▶ WORK TASK:
If a line below contains the word "false", count it; give only the total.

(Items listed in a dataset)

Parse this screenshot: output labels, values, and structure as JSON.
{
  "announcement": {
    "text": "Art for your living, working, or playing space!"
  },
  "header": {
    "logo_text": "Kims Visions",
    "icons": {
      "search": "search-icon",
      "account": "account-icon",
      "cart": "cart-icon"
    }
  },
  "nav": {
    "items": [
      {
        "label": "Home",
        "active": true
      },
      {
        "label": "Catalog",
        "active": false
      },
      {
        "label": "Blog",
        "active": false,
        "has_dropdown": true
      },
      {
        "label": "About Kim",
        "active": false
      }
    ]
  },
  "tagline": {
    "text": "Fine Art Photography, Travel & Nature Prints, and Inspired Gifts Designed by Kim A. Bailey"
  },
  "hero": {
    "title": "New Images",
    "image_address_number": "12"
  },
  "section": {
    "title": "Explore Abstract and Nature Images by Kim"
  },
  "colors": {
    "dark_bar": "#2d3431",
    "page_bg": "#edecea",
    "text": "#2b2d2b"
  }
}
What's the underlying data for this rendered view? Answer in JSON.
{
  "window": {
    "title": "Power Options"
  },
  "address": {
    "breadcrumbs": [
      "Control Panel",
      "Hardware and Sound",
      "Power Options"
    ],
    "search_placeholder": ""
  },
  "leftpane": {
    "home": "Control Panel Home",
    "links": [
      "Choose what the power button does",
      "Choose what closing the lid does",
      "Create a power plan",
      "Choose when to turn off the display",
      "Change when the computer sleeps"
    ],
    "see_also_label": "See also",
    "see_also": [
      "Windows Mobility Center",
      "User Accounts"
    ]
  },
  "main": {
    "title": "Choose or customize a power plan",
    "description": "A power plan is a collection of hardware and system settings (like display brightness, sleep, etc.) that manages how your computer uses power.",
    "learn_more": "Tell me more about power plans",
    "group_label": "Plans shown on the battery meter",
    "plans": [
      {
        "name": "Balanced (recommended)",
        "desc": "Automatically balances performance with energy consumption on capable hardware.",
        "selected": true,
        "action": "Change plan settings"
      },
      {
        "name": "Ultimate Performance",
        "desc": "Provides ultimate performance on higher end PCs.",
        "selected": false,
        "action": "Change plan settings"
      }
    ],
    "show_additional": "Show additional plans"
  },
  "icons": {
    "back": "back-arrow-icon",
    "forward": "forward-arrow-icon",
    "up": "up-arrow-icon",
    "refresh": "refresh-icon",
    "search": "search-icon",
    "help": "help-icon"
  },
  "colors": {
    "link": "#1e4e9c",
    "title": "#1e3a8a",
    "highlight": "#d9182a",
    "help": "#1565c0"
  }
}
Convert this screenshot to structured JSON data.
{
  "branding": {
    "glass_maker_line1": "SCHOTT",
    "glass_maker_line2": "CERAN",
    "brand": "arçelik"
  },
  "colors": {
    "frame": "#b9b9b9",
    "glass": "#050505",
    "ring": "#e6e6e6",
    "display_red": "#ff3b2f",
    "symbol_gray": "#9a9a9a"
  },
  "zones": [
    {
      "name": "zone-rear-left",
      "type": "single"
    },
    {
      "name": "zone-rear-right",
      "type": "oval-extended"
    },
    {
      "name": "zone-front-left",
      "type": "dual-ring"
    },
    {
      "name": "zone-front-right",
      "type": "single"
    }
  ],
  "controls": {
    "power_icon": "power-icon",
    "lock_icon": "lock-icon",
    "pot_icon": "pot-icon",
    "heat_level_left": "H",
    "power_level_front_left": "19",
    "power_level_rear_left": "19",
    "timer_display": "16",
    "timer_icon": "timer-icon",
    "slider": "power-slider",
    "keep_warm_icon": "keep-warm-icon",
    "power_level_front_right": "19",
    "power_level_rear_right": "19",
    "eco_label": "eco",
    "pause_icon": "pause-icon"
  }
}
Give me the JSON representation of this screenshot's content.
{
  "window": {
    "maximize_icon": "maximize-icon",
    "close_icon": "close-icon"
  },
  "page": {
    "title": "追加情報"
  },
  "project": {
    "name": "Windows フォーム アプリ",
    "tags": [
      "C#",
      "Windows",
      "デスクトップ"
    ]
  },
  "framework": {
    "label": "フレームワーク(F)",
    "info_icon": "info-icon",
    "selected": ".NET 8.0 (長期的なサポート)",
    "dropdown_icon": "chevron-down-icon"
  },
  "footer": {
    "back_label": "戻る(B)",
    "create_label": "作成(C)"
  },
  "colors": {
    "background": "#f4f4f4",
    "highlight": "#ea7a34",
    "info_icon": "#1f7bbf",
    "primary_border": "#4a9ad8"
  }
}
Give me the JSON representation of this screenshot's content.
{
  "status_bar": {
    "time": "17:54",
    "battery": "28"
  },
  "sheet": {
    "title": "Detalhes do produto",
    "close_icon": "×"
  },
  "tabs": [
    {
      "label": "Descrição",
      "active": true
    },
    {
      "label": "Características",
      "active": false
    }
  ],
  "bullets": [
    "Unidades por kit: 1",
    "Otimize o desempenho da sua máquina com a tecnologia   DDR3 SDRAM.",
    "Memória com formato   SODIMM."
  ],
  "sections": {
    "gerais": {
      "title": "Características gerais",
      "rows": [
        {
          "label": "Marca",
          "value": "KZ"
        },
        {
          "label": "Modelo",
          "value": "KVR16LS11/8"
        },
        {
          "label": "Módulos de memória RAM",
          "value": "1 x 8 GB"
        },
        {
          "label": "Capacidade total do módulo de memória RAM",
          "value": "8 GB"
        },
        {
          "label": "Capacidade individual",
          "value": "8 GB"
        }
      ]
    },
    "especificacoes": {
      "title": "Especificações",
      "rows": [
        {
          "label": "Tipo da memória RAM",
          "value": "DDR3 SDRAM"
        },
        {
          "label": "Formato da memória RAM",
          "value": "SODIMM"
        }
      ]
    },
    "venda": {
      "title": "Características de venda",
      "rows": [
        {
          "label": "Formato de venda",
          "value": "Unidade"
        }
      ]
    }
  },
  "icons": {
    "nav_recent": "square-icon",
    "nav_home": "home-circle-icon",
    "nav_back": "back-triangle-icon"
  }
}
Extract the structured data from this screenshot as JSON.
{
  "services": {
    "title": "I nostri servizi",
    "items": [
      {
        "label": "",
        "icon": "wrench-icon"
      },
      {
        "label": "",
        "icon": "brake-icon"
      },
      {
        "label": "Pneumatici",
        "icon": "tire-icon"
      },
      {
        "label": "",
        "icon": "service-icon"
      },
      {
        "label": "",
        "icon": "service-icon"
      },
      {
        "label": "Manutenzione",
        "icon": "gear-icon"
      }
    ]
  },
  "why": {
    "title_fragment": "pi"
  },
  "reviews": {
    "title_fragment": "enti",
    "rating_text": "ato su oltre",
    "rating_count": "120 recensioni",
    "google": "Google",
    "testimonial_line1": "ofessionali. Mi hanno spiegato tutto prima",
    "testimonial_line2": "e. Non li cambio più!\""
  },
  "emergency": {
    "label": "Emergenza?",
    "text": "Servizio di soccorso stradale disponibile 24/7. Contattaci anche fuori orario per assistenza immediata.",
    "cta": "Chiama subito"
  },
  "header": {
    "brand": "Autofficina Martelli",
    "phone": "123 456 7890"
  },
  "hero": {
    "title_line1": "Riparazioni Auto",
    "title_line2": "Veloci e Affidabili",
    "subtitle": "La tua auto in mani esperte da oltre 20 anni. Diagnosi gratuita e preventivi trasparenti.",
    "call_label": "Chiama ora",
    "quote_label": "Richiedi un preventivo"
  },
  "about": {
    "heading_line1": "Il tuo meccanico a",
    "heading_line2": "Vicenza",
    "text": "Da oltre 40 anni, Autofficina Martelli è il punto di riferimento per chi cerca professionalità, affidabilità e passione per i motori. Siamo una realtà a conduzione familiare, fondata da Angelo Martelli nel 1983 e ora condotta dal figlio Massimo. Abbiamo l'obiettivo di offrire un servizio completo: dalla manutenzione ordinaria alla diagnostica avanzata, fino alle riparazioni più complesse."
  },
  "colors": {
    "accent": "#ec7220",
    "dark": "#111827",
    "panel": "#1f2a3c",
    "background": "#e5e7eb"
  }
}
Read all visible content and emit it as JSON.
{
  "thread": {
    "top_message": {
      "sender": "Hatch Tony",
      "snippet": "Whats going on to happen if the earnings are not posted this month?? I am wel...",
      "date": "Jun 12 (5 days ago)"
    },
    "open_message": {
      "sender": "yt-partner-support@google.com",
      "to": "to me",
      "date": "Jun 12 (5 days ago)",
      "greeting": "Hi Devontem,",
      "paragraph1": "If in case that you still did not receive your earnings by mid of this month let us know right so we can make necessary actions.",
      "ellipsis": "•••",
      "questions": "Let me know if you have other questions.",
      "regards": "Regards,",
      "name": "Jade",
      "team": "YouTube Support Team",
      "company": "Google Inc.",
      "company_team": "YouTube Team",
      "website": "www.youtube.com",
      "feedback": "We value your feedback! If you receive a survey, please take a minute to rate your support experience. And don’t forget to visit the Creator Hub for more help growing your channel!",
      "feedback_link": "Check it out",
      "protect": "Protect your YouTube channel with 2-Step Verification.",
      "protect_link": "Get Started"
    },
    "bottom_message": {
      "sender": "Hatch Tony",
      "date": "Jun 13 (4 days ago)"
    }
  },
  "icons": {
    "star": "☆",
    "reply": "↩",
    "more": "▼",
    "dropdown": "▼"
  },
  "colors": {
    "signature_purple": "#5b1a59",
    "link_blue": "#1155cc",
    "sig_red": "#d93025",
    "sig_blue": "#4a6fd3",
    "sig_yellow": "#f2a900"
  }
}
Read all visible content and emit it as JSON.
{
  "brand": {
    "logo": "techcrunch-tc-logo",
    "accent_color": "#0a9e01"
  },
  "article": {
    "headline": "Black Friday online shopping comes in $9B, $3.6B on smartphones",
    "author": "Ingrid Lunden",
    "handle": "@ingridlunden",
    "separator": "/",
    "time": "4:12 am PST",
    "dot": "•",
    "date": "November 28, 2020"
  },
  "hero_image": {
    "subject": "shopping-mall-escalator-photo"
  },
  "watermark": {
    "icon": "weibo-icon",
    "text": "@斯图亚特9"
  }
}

▶ WRITTEN SOLUTION:
5